Paua debt link to alleged hit
13 May 2006
By DEBORAH DIAZThe alleged hitman in a Triad shooting may have killed his "very good brother" for $10,000 because of a debt from the illegal paua trade, a court has been told.
Tam Yam Ah, 37, was shot once in the chest by a masked assassin outside an Auckland karaoke bar in July last year.
In Auckland District Court yesterday, Wellington man Chow Wan Yee – nicknamed Gao Lo, or the Tall Man – was committed to trial for Tam's murder. He had earlier pleaded not guilty.
A key witness in the case is a self-confessed "petty criminal" from Hutt Valley who claims to have driven Chow, 53, to Auckland to collect a paua debt.
Tam was shot instead and, after a panicked drive south, the handgun used in the killing was concealed in a paint bucket and buried in scrub on Hayward's Hill.
Chow's lawyer, Peter Kaye, advised that the evidence presented to the court had yet to be tested.
Crown prosecutor Emma Barrett made successful applications to suppress the identities of all civilian witnesses so publicity did not discourage them from taking part in the trial.
The witness, who has an extensive criminal record, said he had known Chow for a decade and they were, at times, partners in crime.
Chow had asked him to go on a debt-collection mission to Auckland and, before leaving Wellington on July 6, the accused had met some men at a restaurant.
During the drive north, Chow allegedly confided that they would collect $10,000 from one of the men on their return.
The witness claimed they reached Auckland about dusk and first set about watching Tam's Flower City Restaurant in Anzac Ave before parking near his flat, which was above the Symonds St karaoke bar.
There Chow put on a balaclava, took a handgun from a bag in the boot and tucked it in his pants, then left the witness in the car.
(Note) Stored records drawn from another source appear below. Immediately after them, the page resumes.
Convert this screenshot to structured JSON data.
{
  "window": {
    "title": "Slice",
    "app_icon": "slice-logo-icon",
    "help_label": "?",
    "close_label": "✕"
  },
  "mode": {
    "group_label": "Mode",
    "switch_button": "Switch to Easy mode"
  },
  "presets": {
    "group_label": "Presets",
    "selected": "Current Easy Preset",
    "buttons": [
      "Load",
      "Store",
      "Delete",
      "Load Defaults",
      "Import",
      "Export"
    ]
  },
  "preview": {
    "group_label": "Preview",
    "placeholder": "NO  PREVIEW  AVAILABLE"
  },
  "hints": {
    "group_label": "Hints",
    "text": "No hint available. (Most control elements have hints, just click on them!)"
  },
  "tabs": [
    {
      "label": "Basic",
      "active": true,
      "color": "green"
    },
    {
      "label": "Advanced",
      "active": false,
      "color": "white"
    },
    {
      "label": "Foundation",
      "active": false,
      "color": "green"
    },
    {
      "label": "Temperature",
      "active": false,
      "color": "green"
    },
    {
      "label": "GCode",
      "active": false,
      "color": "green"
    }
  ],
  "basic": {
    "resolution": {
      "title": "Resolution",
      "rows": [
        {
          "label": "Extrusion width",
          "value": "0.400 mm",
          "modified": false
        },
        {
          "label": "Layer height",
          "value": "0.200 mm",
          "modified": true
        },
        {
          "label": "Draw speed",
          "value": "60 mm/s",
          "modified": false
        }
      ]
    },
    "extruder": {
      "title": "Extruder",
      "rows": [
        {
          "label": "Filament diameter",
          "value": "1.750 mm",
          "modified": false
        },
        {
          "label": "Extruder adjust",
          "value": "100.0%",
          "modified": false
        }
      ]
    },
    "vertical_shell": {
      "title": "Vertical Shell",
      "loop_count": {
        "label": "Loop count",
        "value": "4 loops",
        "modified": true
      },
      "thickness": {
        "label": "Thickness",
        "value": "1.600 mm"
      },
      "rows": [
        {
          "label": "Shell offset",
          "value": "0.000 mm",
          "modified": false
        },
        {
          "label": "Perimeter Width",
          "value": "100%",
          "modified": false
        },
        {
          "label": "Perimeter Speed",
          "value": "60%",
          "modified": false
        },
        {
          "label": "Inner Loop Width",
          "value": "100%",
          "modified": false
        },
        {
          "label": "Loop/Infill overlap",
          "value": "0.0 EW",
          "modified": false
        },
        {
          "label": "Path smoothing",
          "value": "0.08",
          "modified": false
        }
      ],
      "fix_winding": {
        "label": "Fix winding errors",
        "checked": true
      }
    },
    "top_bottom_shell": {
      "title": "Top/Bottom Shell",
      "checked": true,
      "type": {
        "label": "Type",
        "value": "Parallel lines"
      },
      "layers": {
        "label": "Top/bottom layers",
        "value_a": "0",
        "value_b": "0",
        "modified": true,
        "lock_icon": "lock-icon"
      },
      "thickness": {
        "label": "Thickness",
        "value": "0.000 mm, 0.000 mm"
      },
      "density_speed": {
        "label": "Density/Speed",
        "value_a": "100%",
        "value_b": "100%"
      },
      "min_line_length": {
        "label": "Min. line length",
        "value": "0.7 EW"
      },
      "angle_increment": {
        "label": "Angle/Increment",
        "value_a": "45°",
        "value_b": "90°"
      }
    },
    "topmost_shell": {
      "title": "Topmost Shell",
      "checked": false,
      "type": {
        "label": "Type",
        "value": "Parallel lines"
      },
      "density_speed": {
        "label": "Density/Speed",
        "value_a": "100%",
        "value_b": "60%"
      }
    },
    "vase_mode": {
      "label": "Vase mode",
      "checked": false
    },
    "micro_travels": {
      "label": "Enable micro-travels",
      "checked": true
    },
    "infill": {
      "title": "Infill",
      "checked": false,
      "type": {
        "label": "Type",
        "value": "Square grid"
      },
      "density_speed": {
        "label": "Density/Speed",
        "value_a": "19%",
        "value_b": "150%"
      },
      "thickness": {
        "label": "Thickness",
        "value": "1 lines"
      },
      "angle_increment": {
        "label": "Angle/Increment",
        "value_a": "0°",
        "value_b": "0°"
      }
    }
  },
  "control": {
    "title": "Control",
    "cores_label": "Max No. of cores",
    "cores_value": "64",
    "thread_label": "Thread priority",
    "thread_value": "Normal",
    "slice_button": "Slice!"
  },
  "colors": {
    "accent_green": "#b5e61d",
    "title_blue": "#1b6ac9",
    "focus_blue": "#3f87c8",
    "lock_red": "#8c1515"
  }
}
While waiting, the witness had to go to the toilet and – as he went into some bushes – heard a bang.
Chow came back two or three minutes later. The witness "started to freak out and felt dizzy".
He claimed Chow told him: "Only you and me know about this murder. The police don't know, the gang members don't know, no one knows that it was us.
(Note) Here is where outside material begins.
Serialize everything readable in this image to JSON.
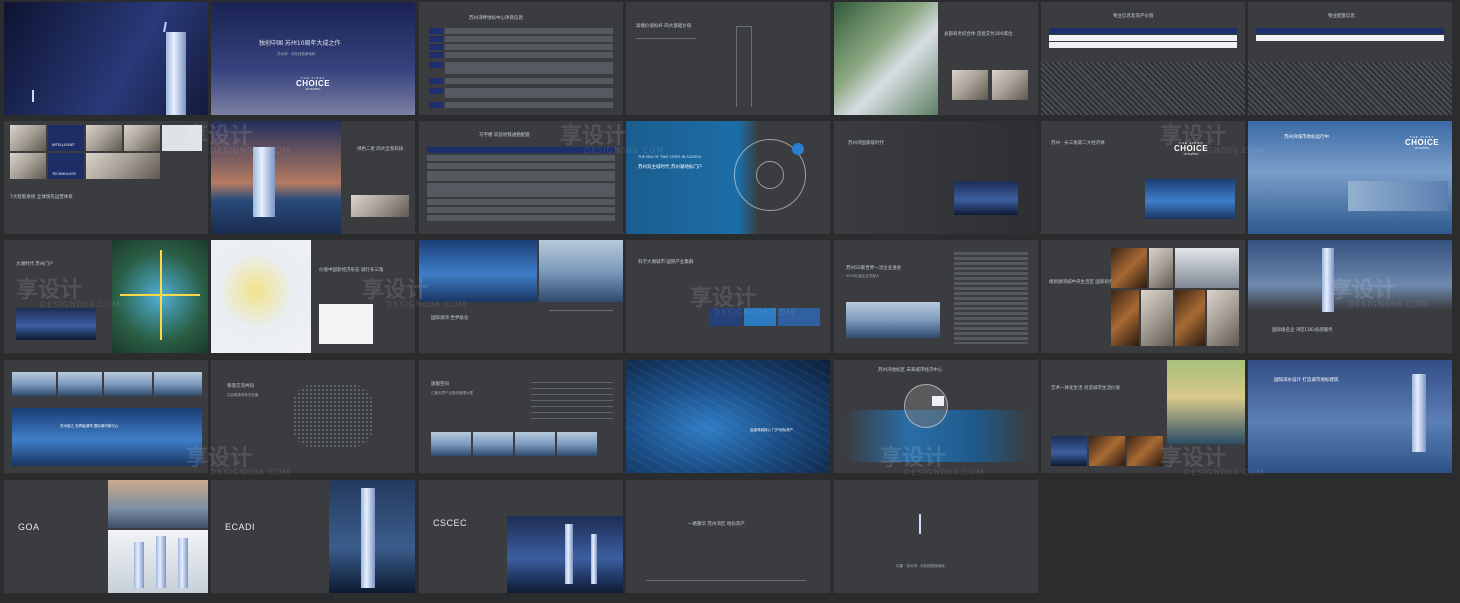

"Now if I get charged, you get charged, that means you said something to the police and your life will be in danger."
The witness claimed he helped bury the gun and that he also dumped the balaclava along with two guns and his own ammunition on Paekakariki Hill.
When he spoke to police in November after being arrested for burglary, he told them Chow's family had made threats on his life.
Another witness, a woman with Tam the night he was killed, said Chow and Tam were "very good brothers". Chow is due to reappear in court on June 28.